This essay explores the religiously motivated migration of Central European Jesuits to the Spanish Indies against the backdrop of early modern Germany's lack of colonial possession. These migrants played a crucial role in shaping German knowledge about foreign lands during this early stage of globalization. A first section focuses on the motivation, background, and spatial movements of the migrants themselves, stressing the strong allure of the masculine figure of the overseas martyr. The second part of the essay traces the impact of these Jesuit migrations on Germans “back home”, paying particular attention to printed missionary reports that familiarized readers with the colonial world and contributed to a broader, trans-confessional discourse about a distinct German identity in an increasingly connected world.
Although Ignatius created the template for Jesuit manhood, the task of modeling missionary masculinity for future generations fell to Francis Xavier as the first member to venture beyond Europe. This essay focuses on two late seventeenth-century followers of Xavier in the Marianas mission, Diego Luis de Sanvitores and Augustin Strobach, whom contemporaries characterized as virtual “copies” of Xavier with a twist: while the original Xavier longed for martyrdom in vain, Sanvitores and Strobach were able to shed blood for the faith. Their stories are set against the backdrop of the post-Trent revival of martyrdom and the Society’s need to keep generating new Christians as well as new missionaries to extend its reach across space and time.

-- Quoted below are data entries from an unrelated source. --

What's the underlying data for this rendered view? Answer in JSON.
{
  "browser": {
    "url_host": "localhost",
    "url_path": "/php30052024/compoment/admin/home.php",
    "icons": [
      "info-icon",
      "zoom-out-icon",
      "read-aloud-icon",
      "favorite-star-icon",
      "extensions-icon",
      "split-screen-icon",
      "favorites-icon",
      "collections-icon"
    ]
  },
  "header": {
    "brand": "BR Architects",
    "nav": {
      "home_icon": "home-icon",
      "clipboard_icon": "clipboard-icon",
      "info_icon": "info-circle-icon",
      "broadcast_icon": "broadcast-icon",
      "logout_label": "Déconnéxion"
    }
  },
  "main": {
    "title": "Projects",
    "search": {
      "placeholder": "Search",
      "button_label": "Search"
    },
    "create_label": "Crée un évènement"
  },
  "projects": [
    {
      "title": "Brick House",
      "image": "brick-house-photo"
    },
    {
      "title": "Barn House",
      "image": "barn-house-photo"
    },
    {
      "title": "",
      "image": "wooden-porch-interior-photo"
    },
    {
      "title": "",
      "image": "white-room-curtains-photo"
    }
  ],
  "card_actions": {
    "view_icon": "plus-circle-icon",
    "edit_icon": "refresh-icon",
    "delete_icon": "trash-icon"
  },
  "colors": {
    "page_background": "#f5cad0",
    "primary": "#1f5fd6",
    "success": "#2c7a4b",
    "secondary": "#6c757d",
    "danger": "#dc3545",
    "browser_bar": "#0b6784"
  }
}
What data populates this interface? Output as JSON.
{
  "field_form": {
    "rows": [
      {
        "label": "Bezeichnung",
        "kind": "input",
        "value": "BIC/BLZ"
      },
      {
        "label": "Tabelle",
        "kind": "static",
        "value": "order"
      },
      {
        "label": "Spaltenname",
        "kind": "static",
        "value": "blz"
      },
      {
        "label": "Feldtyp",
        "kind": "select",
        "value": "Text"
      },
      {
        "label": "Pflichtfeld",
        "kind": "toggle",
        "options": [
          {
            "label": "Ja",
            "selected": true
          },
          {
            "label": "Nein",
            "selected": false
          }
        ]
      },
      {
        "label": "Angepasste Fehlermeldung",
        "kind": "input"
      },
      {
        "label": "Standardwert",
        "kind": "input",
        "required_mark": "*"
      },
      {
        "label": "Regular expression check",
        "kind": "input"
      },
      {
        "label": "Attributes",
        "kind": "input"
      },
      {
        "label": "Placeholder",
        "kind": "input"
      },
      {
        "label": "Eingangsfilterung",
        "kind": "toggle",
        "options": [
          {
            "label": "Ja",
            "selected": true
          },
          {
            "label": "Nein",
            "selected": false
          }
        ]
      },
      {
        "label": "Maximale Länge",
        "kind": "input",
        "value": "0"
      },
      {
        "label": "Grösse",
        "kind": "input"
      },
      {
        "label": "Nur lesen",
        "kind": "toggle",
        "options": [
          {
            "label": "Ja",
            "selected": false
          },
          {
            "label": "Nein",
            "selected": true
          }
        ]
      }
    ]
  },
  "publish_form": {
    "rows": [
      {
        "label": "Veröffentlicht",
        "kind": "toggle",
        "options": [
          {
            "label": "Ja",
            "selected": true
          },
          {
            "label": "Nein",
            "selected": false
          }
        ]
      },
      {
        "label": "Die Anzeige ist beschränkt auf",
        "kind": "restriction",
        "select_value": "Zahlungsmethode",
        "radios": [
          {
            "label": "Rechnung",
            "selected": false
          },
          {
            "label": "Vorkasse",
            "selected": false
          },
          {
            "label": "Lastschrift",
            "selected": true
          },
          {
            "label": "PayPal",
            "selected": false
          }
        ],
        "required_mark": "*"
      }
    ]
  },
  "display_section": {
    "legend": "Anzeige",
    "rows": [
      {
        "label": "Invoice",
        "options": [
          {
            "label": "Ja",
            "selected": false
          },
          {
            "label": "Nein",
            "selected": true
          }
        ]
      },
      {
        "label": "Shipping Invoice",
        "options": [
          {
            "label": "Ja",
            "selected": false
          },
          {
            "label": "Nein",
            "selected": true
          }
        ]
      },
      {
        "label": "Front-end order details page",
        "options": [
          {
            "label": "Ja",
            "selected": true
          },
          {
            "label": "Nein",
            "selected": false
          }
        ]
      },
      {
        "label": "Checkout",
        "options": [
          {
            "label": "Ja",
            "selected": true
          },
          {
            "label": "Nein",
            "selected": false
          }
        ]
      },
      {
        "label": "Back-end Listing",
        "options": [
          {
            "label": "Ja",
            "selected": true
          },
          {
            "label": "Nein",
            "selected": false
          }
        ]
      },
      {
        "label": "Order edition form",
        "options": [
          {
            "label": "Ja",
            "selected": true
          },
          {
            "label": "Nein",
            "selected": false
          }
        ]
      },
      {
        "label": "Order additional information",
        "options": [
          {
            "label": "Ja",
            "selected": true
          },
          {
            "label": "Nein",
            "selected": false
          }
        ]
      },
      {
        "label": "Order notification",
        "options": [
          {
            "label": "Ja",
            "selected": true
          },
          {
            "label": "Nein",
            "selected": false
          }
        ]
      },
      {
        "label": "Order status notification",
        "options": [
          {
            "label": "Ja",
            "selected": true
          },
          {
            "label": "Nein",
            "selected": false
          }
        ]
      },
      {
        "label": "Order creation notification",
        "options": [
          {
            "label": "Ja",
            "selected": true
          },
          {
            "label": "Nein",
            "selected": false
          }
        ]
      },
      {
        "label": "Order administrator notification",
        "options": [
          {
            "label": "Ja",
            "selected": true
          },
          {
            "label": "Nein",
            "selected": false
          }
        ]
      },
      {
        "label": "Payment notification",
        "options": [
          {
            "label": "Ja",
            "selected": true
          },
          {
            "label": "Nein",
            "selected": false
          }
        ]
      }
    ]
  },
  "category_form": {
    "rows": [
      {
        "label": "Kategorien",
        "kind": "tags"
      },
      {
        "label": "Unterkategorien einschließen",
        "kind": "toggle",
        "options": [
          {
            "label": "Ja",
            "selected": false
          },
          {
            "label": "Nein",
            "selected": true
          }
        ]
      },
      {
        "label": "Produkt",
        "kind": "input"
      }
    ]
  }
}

Print technology, which circulated images and stories of saintly exemplars worldwide and offered a cultural template for mimetic copying, was crucial in facilitating such clerical reproduction across the much greater distances involved in early modern evangelization.